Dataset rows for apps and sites
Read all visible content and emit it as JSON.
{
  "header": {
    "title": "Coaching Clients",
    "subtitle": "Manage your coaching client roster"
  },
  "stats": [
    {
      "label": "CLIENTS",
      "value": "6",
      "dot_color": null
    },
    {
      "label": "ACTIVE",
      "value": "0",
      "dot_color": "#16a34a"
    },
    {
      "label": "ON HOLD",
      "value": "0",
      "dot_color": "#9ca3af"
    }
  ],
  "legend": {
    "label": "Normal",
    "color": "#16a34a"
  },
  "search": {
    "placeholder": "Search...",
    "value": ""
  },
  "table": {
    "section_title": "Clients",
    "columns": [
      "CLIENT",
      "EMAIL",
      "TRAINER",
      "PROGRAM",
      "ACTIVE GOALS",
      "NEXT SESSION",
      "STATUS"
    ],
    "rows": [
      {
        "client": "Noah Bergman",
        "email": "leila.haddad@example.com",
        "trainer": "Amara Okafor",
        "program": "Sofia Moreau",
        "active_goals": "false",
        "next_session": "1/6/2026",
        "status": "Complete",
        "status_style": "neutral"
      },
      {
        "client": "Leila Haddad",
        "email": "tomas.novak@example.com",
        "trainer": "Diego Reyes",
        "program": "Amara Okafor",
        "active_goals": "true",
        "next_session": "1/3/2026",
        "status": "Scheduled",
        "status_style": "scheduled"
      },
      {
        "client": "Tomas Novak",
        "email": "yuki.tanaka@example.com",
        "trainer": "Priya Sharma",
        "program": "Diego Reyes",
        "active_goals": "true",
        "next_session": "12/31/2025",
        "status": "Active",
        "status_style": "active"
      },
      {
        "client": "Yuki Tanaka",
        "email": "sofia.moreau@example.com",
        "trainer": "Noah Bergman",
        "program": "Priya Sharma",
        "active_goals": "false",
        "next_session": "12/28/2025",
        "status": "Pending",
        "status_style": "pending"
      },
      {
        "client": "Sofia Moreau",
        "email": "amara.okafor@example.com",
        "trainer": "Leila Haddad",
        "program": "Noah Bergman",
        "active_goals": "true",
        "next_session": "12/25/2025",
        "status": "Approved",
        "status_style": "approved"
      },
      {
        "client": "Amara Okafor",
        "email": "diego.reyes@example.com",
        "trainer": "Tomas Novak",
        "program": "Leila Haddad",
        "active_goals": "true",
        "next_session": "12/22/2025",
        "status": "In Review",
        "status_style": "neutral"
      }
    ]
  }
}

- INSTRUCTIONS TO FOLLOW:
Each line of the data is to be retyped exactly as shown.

- ANSWER BELOW:
Read all visible content and emit it as JSON.
{
  "header": {
    "title": "Coaching Clients",
    "subtitle": "Manage your coaching client roster"
  },
  "stats": [
    {
      "label": "CLIENTS",
      "value": "6",
      "dot_color": null
    },
    {
      "label": "ACTIVE",
      "value": "0",
      "dot_color": "#16a34a"
    },
    {
      "label": "ON HOLD",
      "value": "0",
      "dot_color": "#9ca3af"
    }
  ],
  "legend": {
    "label": "Normal",
    "color": "#16a34a"
  },
  "search": {
    "placeholder": "Search...",
    "value": ""
  },
  "table": {
    "section_title": "Clients",
    "columns": [
      "CLIENT",
      "EMAIL",
      "TRAINER",
      "PROGRAM",
      "ACTIVE GOALS",
      "NEXT SESSION",
      "STATUS"
    ],
    "rows": [
      {
        "client": "Noah Bergman",
        "email": "leila.haddad@example.com",
        "trainer": "Amara Okafor",
        "program": "Sofia Moreau",
        "active_goals": "false",
        "next_session": "1/6/2026",
        "status": "Complete",
        "status_style": "neutral"
      },
      {
        "client": "Leila Haddad",
        "email": "tomas.novak@example.com",
        "trainer": "Diego Reyes",
        "program": "Amara Okafor",
        "active_goals": "true",
        "next_session": "1/3/2026",
        "status": "Scheduled",
        "status_style": "scheduled"
      },
      {
        "client": "Tomas Novak",
        "email": "yuki.tanaka@example.com",
        "trainer": "Priya Sharma",
        "program": "Diego Reyes",
        "active_goals": "true",
        "next_session": "12/31/2025",
        "status": "Active",
        "status_style": "active"
      },
      {
        "client": "Yuki Tanaka",
        "email": "sofia.moreau@example.com",
        "trainer": "Noah Bergman",
        "program": "Priya Sharma",
        "active_goals": "false",
        "next_session": "12/28/2025",
        "status": "Pending",
        "status_style": "pending"
      },
      {
        "client": "Sofia Moreau",
        "email": "amara.okafor@example.com",
        "trainer": "Leila Haddad",
        "program": "Noah Bergman",
        "active_goals": "true",
        "next_session": "12/25/2025",
        "status": "Approved",
        "status_style": "approved"
      },
      {
        "client": "Amara Okafor",
        "email": "diego.reyes@example.com",
        "trainer": "Tomas Novak",
        "program": "Leila Haddad",
        "active_goals": "true",
        "next_session": "12/22/2025",
        "status": "In Review",
        "status_style": "neutral"
      }
    ]
  }
}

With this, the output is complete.